[Records contained in a dataset]
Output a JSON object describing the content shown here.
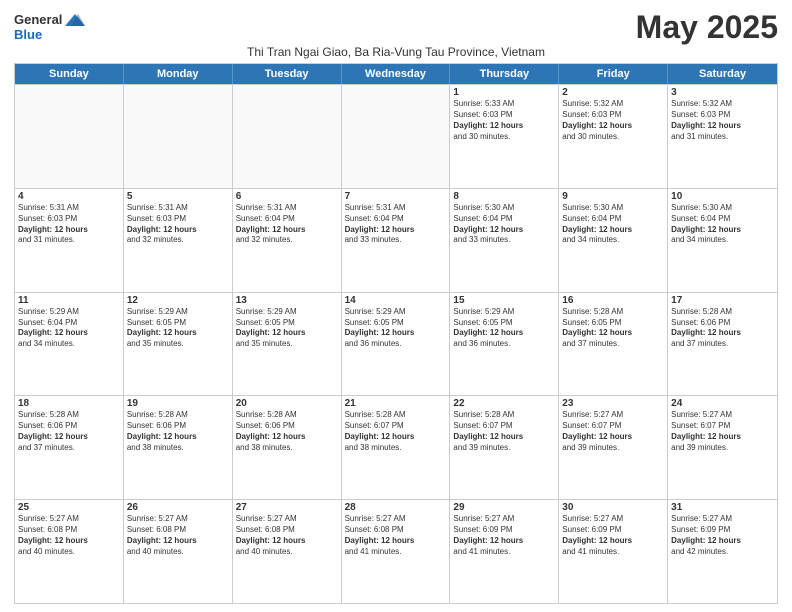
{
  "logo": {
    "general": "General",
    "blue": "Blue"
  },
  "title": "May 2025",
  "subtitle": "Thi Tran Ngai Giao, Ba Ria-Vung Tau Province, Vietnam",
  "days": [
    "Sunday",
    "Monday",
    "Tuesday",
    "Wednesday",
    "Thursday",
    "Friday",
    "Saturday"
  ],
  "weeks": [
    [
      {
        "day": "",
        "content": ""
      },
      {
        "day": "",
        "content": ""
      },
      {
        "day": "",
        "content": ""
      },
      {
        "day": "",
        "content": ""
      },
      {
        "day": "1",
        "content": "Sunrise: 5:33 AM\nSunset: 6:03 PM\nDaylight: 12 hours\nand 30 minutes."
      },
      {
        "day": "2",
        "content": "Sunrise: 5:32 AM\nSunset: 6:03 PM\nDaylight: 12 hours\nand 30 minutes."
      },
      {
        "day": "3",
        "content": "Sunrise: 5:32 AM\nSunset: 6:03 PM\nDaylight: 12 hours\nand 31 minutes."
      }
    ],
    [
      {
        "day": "4",
        "content": "Sunrise: 5:31 AM\nSunset: 6:03 PM\nDaylight: 12 hours\nand 31 minutes."
      },
      {
        "day": "5",
        "content": "Sunrise: 5:31 AM\nSunset: 6:03 PM\nDaylight: 12 hours\nand 32 minutes."
      },
      {
        "day": "6",
        "content": "Sunrise: 5:31 AM\nSunset: 6:04 PM\nDaylight: 12 hours\nand 32 minutes."
      },
      {
        "day": "7",
        "content": "Sunrise: 5:31 AM\nSunset: 6:04 PM\nDaylight: 12 hours\nand 33 minutes."
      },
      {
        "day": "8",
        "content": "Sunrise: 5:30 AM\nSunset: 6:04 PM\nDaylight: 12 hours\nand 33 minutes."
      },
      {
        "day": "9",
        "content": "Sunrise: 5:30 AM\nSunset: 6:04 PM\nDaylight: 12 hours\nand 34 minutes."
      },
      {
        "day": "10",
        "content": "Sunrise: 5:30 AM\nSunset: 6:04 PM\nDaylight: 12 hours\nand 34 minutes."
      }
    ],
    [
      {
        "day": "11",
        "content": "Sunrise: 5:29 AM\nSunset: 6:04 PM\nDaylight: 12 hours\nand 34 minutes."
      },
      {
        "day": "12",
        "content": "Sunrise: 5:29 AM\nSunset: 6:05 PM\nDaylight: 12 hours\nand 35 minutes."
      },
      {
        "day": "13",
        "content": "Sunrise: 5:29 AM\nSunset: 6:05 PM\nDaylight: 12 hours\nand 35 minutes."
      },
      {
        "day": "14",
        "content": "Sunrise: 5:29 AM\nSunset: 6:05 PM\nDaylight: 12 hours\nand 36 minutes."
      },
      {
        "day": "15",
        "content": "Sunrise: 5:29 AM\nSunset: 6:05 PM\nDaylight: 12 hours\nand 36 minutes."
      },
      {
        "day": "16",
        "content": "Sunrise: 5:28 AM\nSunset: 6:05 PM\nDaylight: 12 hours\nand 37 minutes."
      },
      {
        "day": "17",
        "content": "Sunrise: 5:28 AM\nSunset: 6:06 PM\nDaylight: 12 hours\nand 37 minutes."
      }
    ],
    [
      {
        "day": "18",
        "content": "Sunrise: 5:28 AM\nSunset: 6:06 PM\nDaylight: 12 hours\nand 37 minutes."
      },
      {
        "day": "19",
        "content": "Sunrise: 5:28 AM\nSunset: 6:06 PM\nDaylight: 12 hours\nand 38 minutes."
      },
      {
        "day": "20",
        "content": "Sunrise: 5:28 AM\nSunset: 6:06 PM\nDaylight: 12 hours\nand 38 minutes."
      },
      {
        "day": "21",
        "content": "Sunrise: 5:28 AM\nSunset: 6:07 PM\nDaylight: 12 hours\nand 38 minutes."
      },
      {
        "day": "22",
        "content": "Sunrise: 5:28 AM\nSunset: 6:07 PM\nDaylight: 12 hours\nand 39 minutes."
      },
      {
        "day": "23",
        "content": "Sunrise: 5:27 AM\nSunset: 6:07 PM\nDaylight: 12 hours\nand 39 minutes."
      },
      {
        "day": "24",
        "content": "Sunrise: 5:27 AM\nSunset: 6:07 PM\nDaylight: 12 hours\nand 39 minutes."
      }
    ],
    [
      {
        "day": "25",
        "content": "Sunrise: 5:27 AM\nSunset: 6:08 PM\nDaylight: 12 hours\nand 40 minutes."
      },
      {
        "day": "26",
        "content": "Sunrise: 5:27 AM\nSunset: 6:08 PM\nDaylight: 12 hours\nand 40 minutes."
      },
      {
        "day": "27",
        "content": "Sunrise: 5:27 AM\nSunset: 6:08 PM\nDaylight: 12 hours\nand 40 minutes."
      },
      {
        "day": "28",
        "content": "Sunrise: 5:27 AM\nSunset: 6:08 PM\nDaylight: 12 hours\nand 41 minutes."
      },
      {
        "day": "29",
        "content": "Sunrise: 5:27 AM\nSunset: 6:09 PM\nDaylight: 12 hours\nand 41 minutes."
      },
      {
        "day": "30",
        "content": "Sunrise: 5:27 AM\nSunset: 6:09 PM\nDaylight: 12 hours\nand 41 minutes."
      },
      {
        "day": "31",
        "content": "Sunrise: 5:27 AM\nSunset: 6:09 PM\nDaylight: 12 hours\nand 42 minutes."
      }
    ]
  ]
}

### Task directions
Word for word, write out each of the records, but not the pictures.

### Solution to the exercise
Output a JSON object describing the content shown here.
{
  "logo": {
    "general": "General",
    "blue": "Blue"
  },
  "title": "May 2025",
  "subtitle": "Thi Tran Ngai Giao, Ba Ria-Vung Tau Province, Vietnam",
  "days": [
    "Sunday",
    "Monday",
    "Tuesday",
    "Wednesday",
    "Thursday",
    "Friday",
    "Saturday"
  ],
  "weeks": [
    [
      {
        "day": "",
        "content": ""
      },
      {
        "day": "",
        "content": ""
      },
      {
        "day": "",
        "content": ""
      },
      {
        "day": "",
        "content": ""
      },
      {
        "day": "1",
        "content": "Sunrise: 5:33 AM\nSunset: 6:03 PM\nDaylight: 12 hours\nand 30 minutes."
      },
      {
        "day": "2",
        "content": "Sunrise: 5:32 AM\nSunset: 6:03 PM\nDaylight: 12 hours\nand 30 minutes."
      },
      {
        "day": "3",
        "content": "Sunrise: 5:32 AM\nSunset: 6:03 PM\nDaylight: 12 hours\nand 31 minutes."
      }
    ],
    [
      {
        "day": "4",
        "content": "Sunrise: 5:31 AM\nSunset: 6:03 PM\nDaylight: 12 hours\nand 31 minutes."
      },
      {
        "day": "5",
        "content": "Sunrise: 5:31 AM\nSunset: 6:03 PM\nDaylight: 12 hours\nand 32 minutes."
      },
      {
        "day": "6",
        "content": "Sunrise: 5:31 AM\nSunset: 6:04 PM\nDaylight: 12 hours\nand 32 minutes."
      },
      {
        "day": "7",
        "content": "Sunrise: 5:31 AM\nSunset: 6:04 PM\nDaylight: 12 hours\nand 33 minutes."
      },
      {
        "day": "8",
        "content": "Sunrise: 5:30 AM\nSunset: 6:04 PM\nDaylight: 12 hours\nand 33 minutes."
      },
      {
        "day": "9",
        "content": "Sunrise: 5:30 AM\nSunset: 6:04 PM\nDaylight: 12 hours\nand 34 minutes."
      },
      {
        "day": "10",
        "content": "Sunrise: 5:30 AM\nSunset: 6:04 PM\nDaylight: 12 hours\nand 34 minutes."
      }
    ],
    [
      {
        "day": "11",
        "content": "Sunrise: 5:29 AM\nSunset: 6:04 PM\nDaylight: 12 hours\nand 34 minutes."
      },
      {
        "day": "12",
        "content": "Sunrise: 5:29 AM\nSunset: 6:05 PM\nDaylight: 12 hours\nand 35 minutes."
      },
      {
        "day": "13",
        "content": "Sunrise: 5:29 AM\nSunset: 6:05 PM\nDaylight: 12 hours\nand 35 minutes."
      },
      {
        "day": "14",
        "content": "Sunrise: 5:29 AM\nSunset: 6:05 PM\nDaylight: 12 hours\nand 36 minutes."
      },
      {
        "day": "15",
        "content": "Sunrise: 5:29 AM\nSunset: 6:05 PM\nDaylight: 12 hours\nand 36 minutes."
      },
      {
        "day": "16",
        "content": "Sunrise: 5:28 AM\nSunset: 6:05 PM\nDaylight: 12 hours\nand 37 minutes."
      },
      {
        "day": "17",
        "content": "Sunrise: 5:28 AM\nSunset: 6:06 PM\nDaylight: 12 hours\nand 37 minutes."
      }
    ],
    [
      {
        "day": "18",
        "content": "Sunrise: 5:28 AM\nSunset: 6:06 PM\nDaylight: 12 hours\nand 37 minutes."
      },
      {
        "day": "19",
        "content": "Sunrise: 5:28 AM\nSunset: 6:06 PM\nDaylight: 12 hours\nand 38 minutes."
      },
      {
        "day": "20",
        "content": "Sunrise: 5:28 AM\nSunset: 6:06 PM\nDaylight: 12 hours\nand 38 minutes."
      },
      {
        "day": "21",
        "content": "Sunrise: 5:28 AM\nSunset: 6:07 PM\nDaylight: 12 hours\nand 38 minutes."
      },
      {
        "day": "22",
        "content": "Sunrise: 5:28 AM\nSunset: 6:07 PM\nDaylight: 12 hours\nand 39 minutes."
      },
      {
        "day": "23",
        "content": "Sunrise: 5:27 AM\nSunset: 6:07 PM\nDaylight: 12 hours\nand 39 minutes."
      },
      {
        "day": "24",
        "content": "Sunrise: 5:27 AM\nSunset: 6:07 PM\nDaylight: 12 hours\nand 39 minutes."
      }
    ],
    [
      {
        "day": "25",
        "content": "Sunrise: 5:27 AM\nSunset: 6:08 PM\nDaylight: 12 hours\nand 40 minutes."
      },
      {
        "day": "26",
        "content": "Sunrise: 5:27 AM\nSunset: 6:08 PM\nDaylight: 12 hours\nand 40 minutes."
      },
      {
        "day": "27",
        "content": "Sunrise: 5:27 AM\nSunset: 6:08 PM\nDaylight: 12 hours\nand 40 minutes."
      },
      {
        "day": "28",
        "content": "Sunrise: 5:27 AM\nSunset: 6:08 PM\nDaylight: 12 hours\nand 41 minutes."
      },
      {
        "day": "29",
        "content": "Sunrise: 5:27 AM\nSunset: 6:09 PM\nDaylight: 12 hours\nand 41 minutes."
      },
      {
        "day": "30",
        "content": "Sunrise: 5:27 AM\nSunset: 6:09 PM\nDaylight: 12 hours\nand 41 minutes."
      },
      {
        "day": "31",
        "content": "Sunrise: 5:27 AM\nSunset: 6:09 PM\nDaylight: 12 hours\nand 42 minutes."
      }
    ]
  ]
}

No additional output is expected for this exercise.